U.S. Remains Dangerously Vulnerable to Nuclear Terrorist Attack

Bipartisan Report: Bush administration has fallen short when it comes to protecting the nation from nuclear terrorism.  A bipartisan commission, led by Lee Hamilton, Warren Rudman, and Thomas Kean, gave the bush administration a C for its efforts to prevent catastrophic nuclear terrorism. [Partnership for a Secure America, 8/25/08]

Lack of Bush administration urgency to reduce threat of nuclear terrorism has made attack “more likely than not.” A report by the Commission on the Prevention of WMD Proliferation and Terrorism found that the U.S. has not treated the threat of nuclear terrorism with sufficient urgency, a course, which if continued, makes it “more likely than not that a weapon of mass destruction will be used in a terrorist attack somewhere in the world by the end of 2013.” [Report of the Commission on the Prevention of WMD Proliferation and Terrorism, 12/08]

Bush administration intransigence has even undermined its own attempts to reduce the threat of nuclear terrorism.  In 2003, the Bush administration introduced the Proliferation Security Initiative (PSI) intended to combat the illegal transport of nuclear devices at sea.  But by refusing to ratify the United Nations Convention on the Law of the Sea, they failed to provide the legal basis for the type of intervention that the PSI demands, undermining its own initiative. [Larry Korb, 1/04/05]

Bush Administration Has Repeatedly Scuttled Attemps to Strengthen Nonproliferation Regime

“We need a new framework that allows us to build missile defenses to counter the different threats of today's world. To do so, we must move beyond the constraints of the 30 year old ABM Treaty. This treaty does not recognize the present, or point us to the future. It enshrines the past. No treaty that prevents us from addressing today's threats, that prohibits us from pursuing promising technology to defend ourselves, our friends and our allies is in our interests or in the interests of world peace.” – President George W. Bush, May 1, 2001

The Bush administration withdrew from the Anti-Ballistic Missile Treaty.  In 2001 the Bush administration withdrew from the Anti Ballistic Missile Treaty in order to build a missile defense system, a move that “has already provoked Russia to increase its nuclear capabilities and may well provoke China to do the same.” [Center for American Progress, 8/9/04]

Withdrawal from Comprehensive Test Ban Treaty sent a dangerous signal to the rest of the world.  The Bush administration made clear that it had “no intention of seeking ratification of the 1996 Comprehensive Test Ban Treaty,” a move that helped to “paralyze one of the most hopeful products of the post-World War II era: the global arms control and disarmament movement.”  [San Francisco Chronicle, 4/06/03]

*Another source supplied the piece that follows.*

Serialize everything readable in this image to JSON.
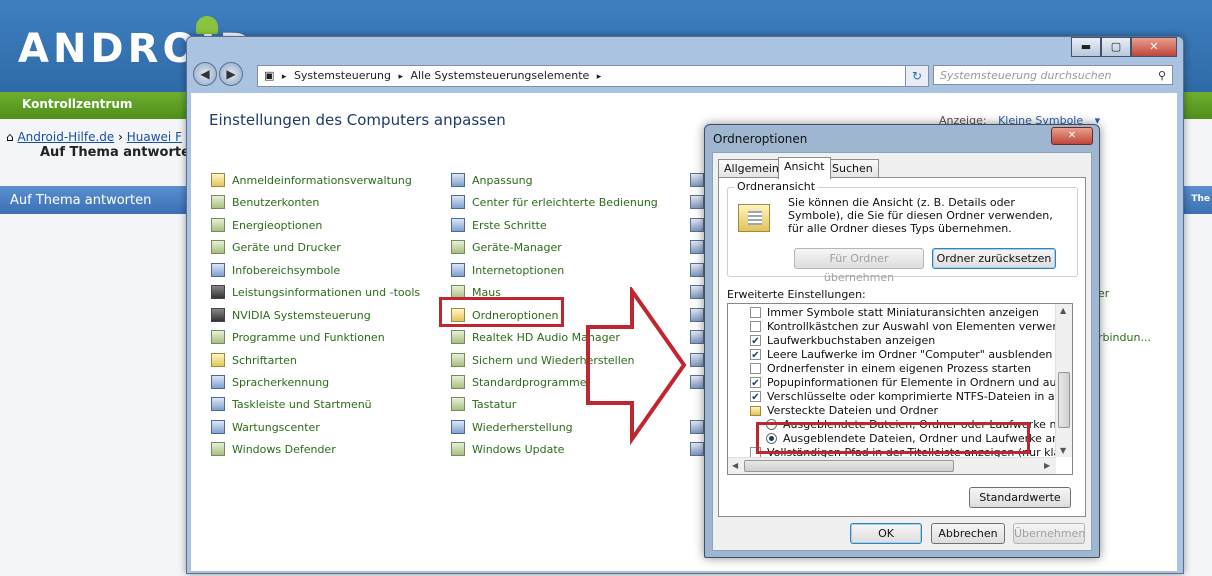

President Bush’s support for tactical nuclear weapons has further undermined the legitimacy of the nonproliferation regime. The Bush administration has continually sought funds to develop tactical nuclear weapons or “bunker busters,” a plan that Strategic Forces Chairperson Rep. Ellen Tauscher called "a waste of money on a weapon commanders in the field have not asked for,” which “may trigger a new global nuclear arms race.”[Washington Post, 2/09/05]

By stonewalling the 2005 review of the Non-Proliferation Treaty, the Bush administration put global nonproliferation efforts in jeopardy. “Though President Bush has repeatedly declared that nuclear proliferation, including the risk of terrorists' obtaining a nuclear weapon, is the biggest single threat to the United States, the administration decided against sending Secretary of State Condoleezza Rice to the conference, leaving arguments to midlevel diplomats,” a move that helped doom the talks to failure. [NY Times, 5/28/05]